The Port Royal Railroad, which links Port Royal to Yemassee, was closed in 2003 when the state deemed it not profitable. The move coincided with the shuttering of the Port of Port Royal, where the tracks end.
Now, BJWSA wants to protect its utility lines that run beneath the tracks by buying the railroad line. The water authority has several water and sewer lines running under the railbed -- including the main water line for Lady's Island.
If the right of way disappeared or was developed, those pipes would be at risk, general manager Dean Moss said.
The water authority has a license agreement to use the area, but it is contingent on the Ports Authority's right of way for the railroad."In the utility business, the right of way is gold," Moss said.In March, the federal Surface Transportation Board upheld the Ports Authority's claim to the railway that made it possible for the transfer between authorities to occur.
"Unless something unusual comes up, I think it'll pass (at the Ports Authority meeting Tuesday)," said Colden Battey Jr., an authority board member who has been working on the project. "We've pretty much agreed to sell to Beaufort-Jasper. But we're not talking about something that's a done deal, yet."<u>
Moss said he expects the water authority's board of directors to sign the contract to purchase the railroad at its meeting Thursday. The 8 a.m. meeting is open to the public for comment, but the discussion regarding the railroad will be held in executive session.
However the deal, which also must await the OK from the federal Surface Transportation Board, would not close until the fall. The item could get on the federal board's agenda by the summer, Moss said. If the federal board supports the transfer, the water authority must wait for 60 days to make sure there are no appeals, Moss said.
Then, it will go forward with a master plan for use of the property.
But the water authority's plans for the property only extend below ground. What will be done above the surface still needs to be determined.
"A lot of people are anxious to get stuff there," Moss said.

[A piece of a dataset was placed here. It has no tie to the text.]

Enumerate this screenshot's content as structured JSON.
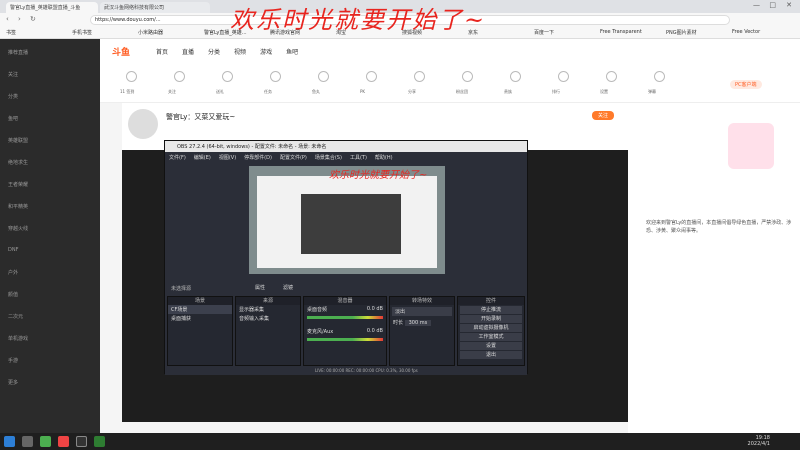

Ideas floating around include a bike trail or park, but the water authority by state law cannot undertake those projects. Instead the authority is depending on the municipalities to form a consortium and submit plans for public use and community benefit.